line," Barkley said during TNT's pregame show before Game 7 between San
Antonio and New Orleans. "I am not going to gamble anymore. For right
now, the next year or two, I'm not going to gamble."
The Wynn Las Vegas resort alleged in a civil complaint filed
Wednesday in a Nevada state court that Barkley failed to repay four
$100,000 casino markers, or loans, received last Oct. 18 and 19. Clark
County District Attorney David Roger said prosecutors would file a
criminal complaint if Barkley did not pay the debt.
Barkley thanked fans for being supportive and reiterated he had no financial woes.
have no, no money problems whatsoever. Nobody's coming after me for
money," he said. "I screwed up and didn't pay them. Could they have

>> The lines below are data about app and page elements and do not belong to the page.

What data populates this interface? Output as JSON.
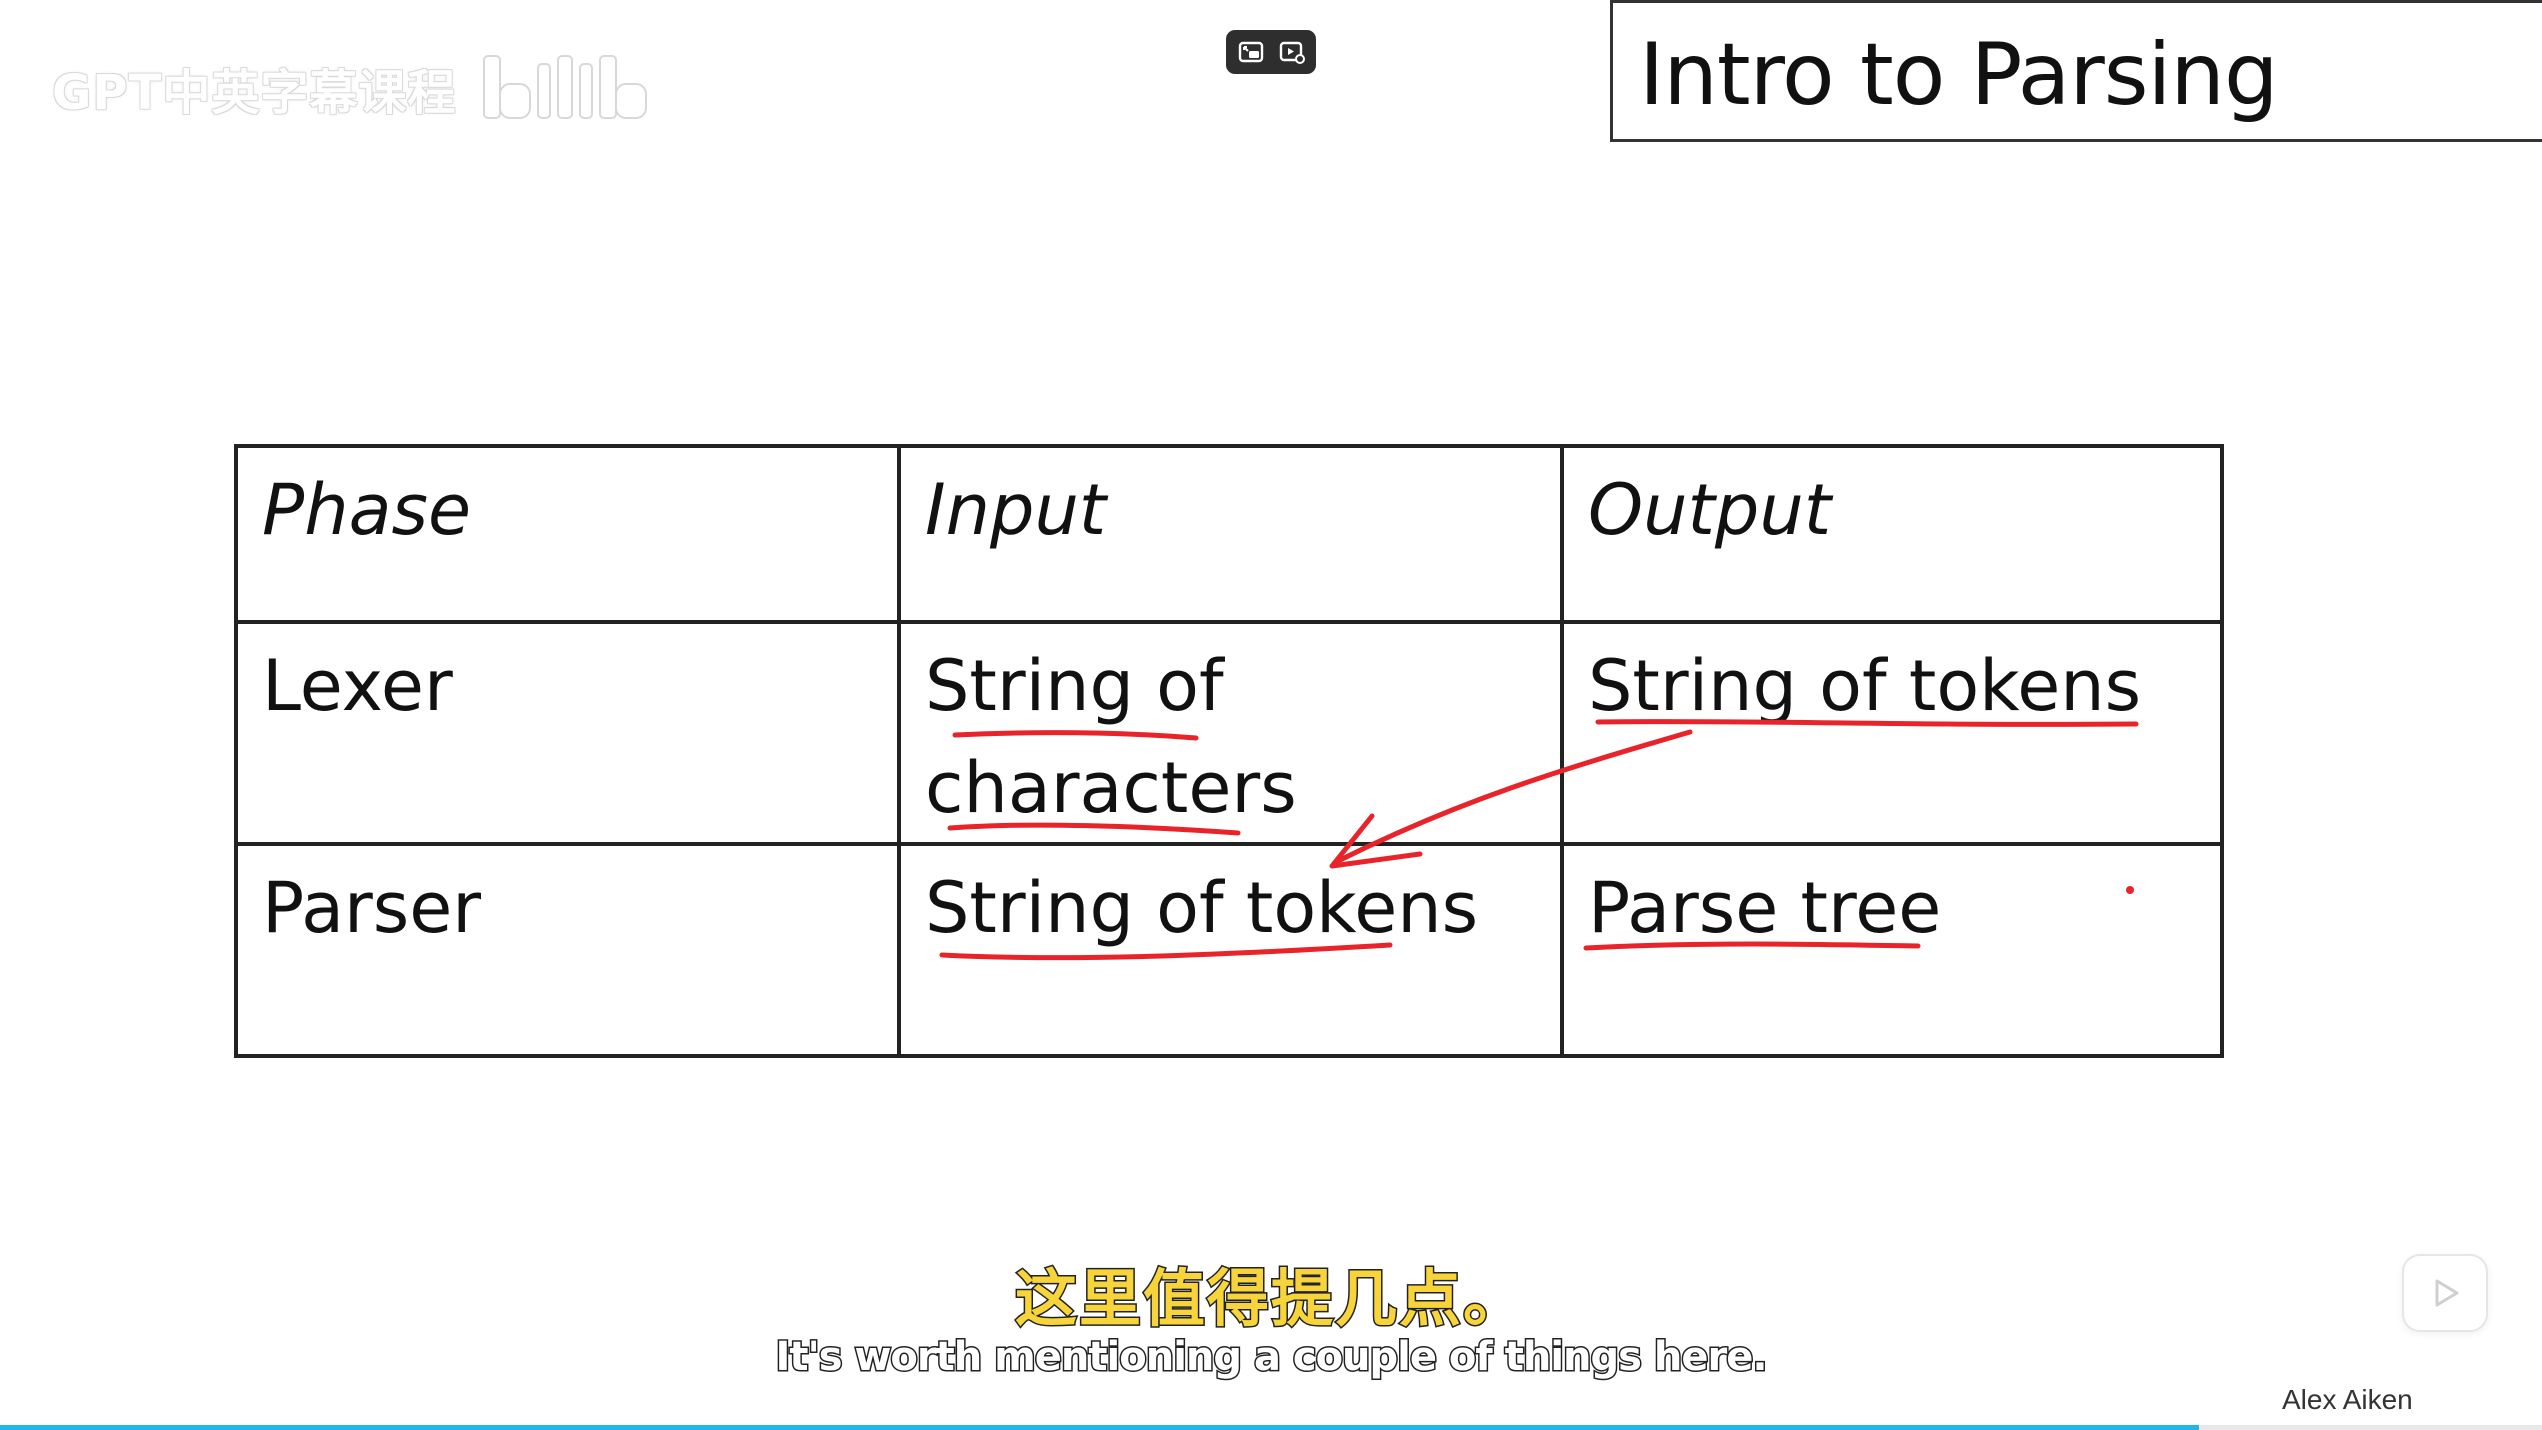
{
  "watermark": {
    "text": "GPT中英字幕课程",
    "logo_icon": "bilibili-logo-icon"
  },
  "player_controls": {
    "buttons": [
      {
        "icon": "picture-in-picture-icon"
      },
      {
        "icon": "video-settings-icon"
      }
    ]
  },
  "slide": {
    "title": "Intro to Parsing",
    "table": {
      "headers": [
        "Phase",
        "Input",
        "Output"
      ],
      "rows": [
        {
          "phase": "Lexer",
          "input_line1": "String of",
          "input_line2": "characters",
          "output": "String of tokens"
        },
        {
          "phase": "Parser",
          "input": "String of tokens",
          "output": "Parse tree"
        }
      ]
    },
    "annotation_color": "#e8242a"
  },
  "subtitles": {
    "zh": "这里值得提几点。",
    "en": "It's worth mentioning a couple of things here."
  },
  "credit": "Alex Aiken",
  "play_badge_icon": "play-icon",
  "progress": {
    "fraction": 0.865,
    "color": "#22b6e6"
  }
}
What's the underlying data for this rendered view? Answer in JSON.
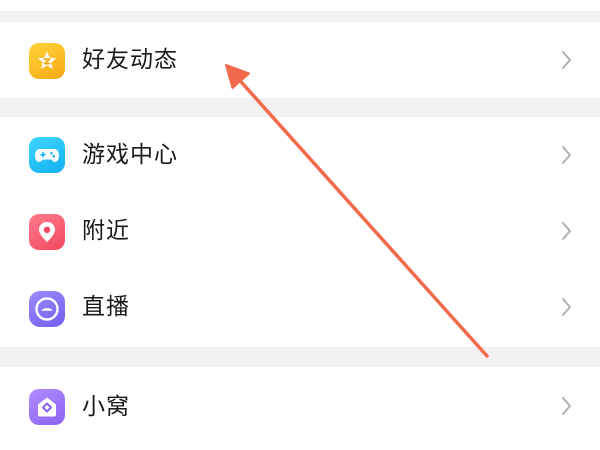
{
  "menu": {
    "items": [
      {
        "id": "friends",
        "label": "好友动态",
        "icon": "star-badge-icon"
      },
      {
        "id": "games",
        "label": "游戏中心",
        "icon": "gamepad-icon"
      },
      {
        "id": "nearby",
        "label": "附近",
        "icon": "location-pin-icon"
      },
      {
        "id": "live",
        "label": "直播",
        "icon": "live-stream-icon"
      },
      {
        "id": "nest",
        "label": "小窝",
        "icon": "home-diamond-icon"
      }
    ]
  },
  "colors": {
    "annotation_arrow": "#f26a4b",
    "icon_friends": "#f8b51f",
    "icon_games": "#22c1f7",
    "icon_nearby": "#f5566c",
    "icon_live": "#7f6ff6",
    "icon_nest": "#9470f5"
  }
}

handled it differently? Yes. But it was my fault."
talked openly about his gambling, estimating during a May 2006
interview with ESPN that he'd gambled away about $10 million over the
years. He always defended it by saying he had the money to lose, but
said Monday it was time for a break. He added he would try to do it on
his own without seeking help.
"Just because I can afford to lose money doesn't mean I should do it," he said.
Mikhail Youzhny lost a tough point with a backhand into the net against
Spain's Nicolas Almagro in the third round of the Sony Ericsson Open on
Tuesday. He then hit himself in the head with his racket, 3 times in a
sort of bloody Grand Slam. And he drew a lot of blood.
good thing was, it must have made an "impact" with him, as he bounced
back to win in a third-set tiebreaker. Too bad though: he lost in the
MIAMI - The Florida Marlins are looking for some footloose fat men. The National League team is creating an all-male, plus-size cheerleading squad to be dubbed the Manatees. Tryouts were scheduled for Sunday.
The team hopes to recruit seven to 10 tubby men to dance, cheer and jiggle during Friday and Saturday home games this season.
Real manatees, 1,200-pound mammals sometimes referred to as "sea cows," are not considered the most agile of creatures and often get caught in boat propellers.
The Marlins want their Manatees to have the same dimensions, but to be decidedly more agile. Men will be judged on how well they dance a choreographed routine.
The Marlins already have a cheerleading squad, the considerably more svelte Mermaids.
Men selected for the Manatees won't be paid. They'll get tickets to games they perform at, and the honor of dancing in front of crowds that have been smallest in major league baseball for the last two seasons.
The Marlins aren't the only pro sports team capitalizing on Americans' expanding waistlines. The
Chicago Bulls basketball team have the Matadors, a big-man dance troupe that's entertained fans at home games since 2003.
And although cheerleaders might be an unfamiliar site in baseball, big men aren't, as fans have long cheered on the likes of Babe Ruth and Kirby Puckett